The "Center of Learning" aspects of the lumberyard project came about "almost as a fluke," according to Mayor Stage. He said officials from Ashland University visited Grove City two and a half years ago to express interest in a branch campus. They were not interested, however, in investing in a building of their own but rather wanted to hold classes in rented space, Stage said. When he brought up the possibility of the lumberyard's office space, the mayor said that Ashland officials were pleased with the prospect.

Since that time, according to Walters, CSCC and Ohio State University Extension have signed letters of intent to hold classes in the 66,000-square-foot Park Street building, which until recently was also a candidate to house a relocated and expanded Grove City Library. A majority of council members shot that idea down at the April 6 meeting.

Three other colleges, which Walters did not name, are also close to signing similar letters of intent, he said. When all are up and running, the business and community relations officers estimated that the "Center of Learning" could draw as many as 3,000 students.

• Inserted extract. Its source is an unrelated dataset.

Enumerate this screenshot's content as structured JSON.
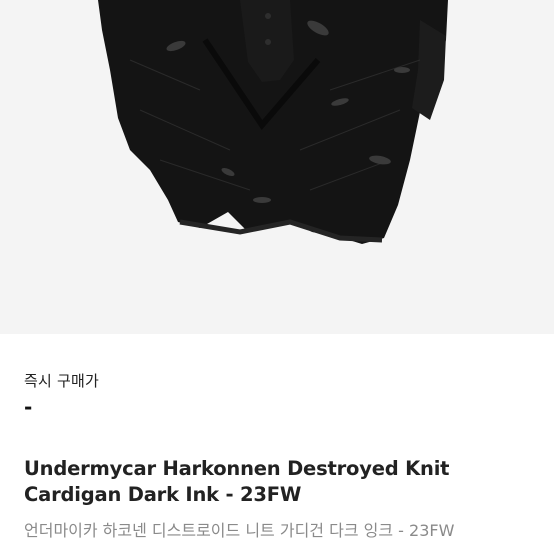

Snider, who worked at Columbus State for 33 years, said CSCC President Valeriana Moeller asked him to serve as a consultant following his retirement. The possibility of CSCC offering classes in the lumberyard project is important enough, Snider said, that he's been assigned to serve as the liaison between community college officials and the city.

As CSCC is doing in a Westerville program, Snider said the Grove City program would include not only classrooms but also computer and science labs.

"We're excited," Snider said. "We know that this is the right thing for Grove City."

During the public participation portion of the evening, resident Chuck Engelman expressed some incredulity that for a total investment of $17-million, all the city would be getting is a parking garage and public plaza.

Mayor Stage and City Administrator Philip D. Honsey responded that the city would also be getting "a lot of infrastructure," as well as improvements to City Hall and the atrium for use as public space.

Sandy Engelman expressed opposition to the parking garage. She said it simply would not look right in downtown Grove City. She also said that a 290-space structure would be inadequate for as many students as Walters said would be attending classes at the various colleges.

Resident John Matera suggested that a two-story main structure on Park Street might not be large enough to meet potential demand. Dioun replied that if the demand appears to exist, that building could be made larger, with the approval of the Planning Commission.

The second of Mayor Stage's lumberyard Town Halls was to have taken place Tuesday evening. The dates and time for the other two have not yet been set.